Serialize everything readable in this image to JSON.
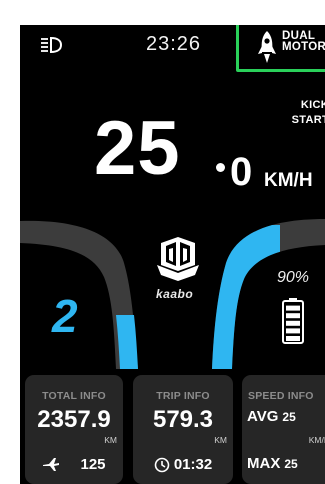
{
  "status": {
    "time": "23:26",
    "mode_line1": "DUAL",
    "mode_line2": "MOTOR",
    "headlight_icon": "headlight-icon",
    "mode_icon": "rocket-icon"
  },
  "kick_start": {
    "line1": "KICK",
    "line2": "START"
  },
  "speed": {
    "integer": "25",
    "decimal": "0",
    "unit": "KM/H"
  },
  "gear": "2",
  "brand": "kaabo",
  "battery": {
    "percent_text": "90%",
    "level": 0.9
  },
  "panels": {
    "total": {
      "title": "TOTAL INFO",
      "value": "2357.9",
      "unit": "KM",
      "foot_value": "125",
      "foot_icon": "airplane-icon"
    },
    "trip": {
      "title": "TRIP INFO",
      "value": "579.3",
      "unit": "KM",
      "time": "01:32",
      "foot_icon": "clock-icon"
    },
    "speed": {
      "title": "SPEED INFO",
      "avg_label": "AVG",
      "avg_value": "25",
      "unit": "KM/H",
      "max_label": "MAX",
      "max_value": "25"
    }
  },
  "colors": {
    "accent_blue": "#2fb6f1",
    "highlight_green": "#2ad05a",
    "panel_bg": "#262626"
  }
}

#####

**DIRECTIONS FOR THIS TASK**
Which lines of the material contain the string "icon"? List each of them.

**ANSWER TO THIS EXERCISE**
    "headlight_icon": "headlight-icon",
    "mode_icon": "rocket-icon"
      "foot_icon": "airplane-icon"
      "foot_icon": "clock-icon"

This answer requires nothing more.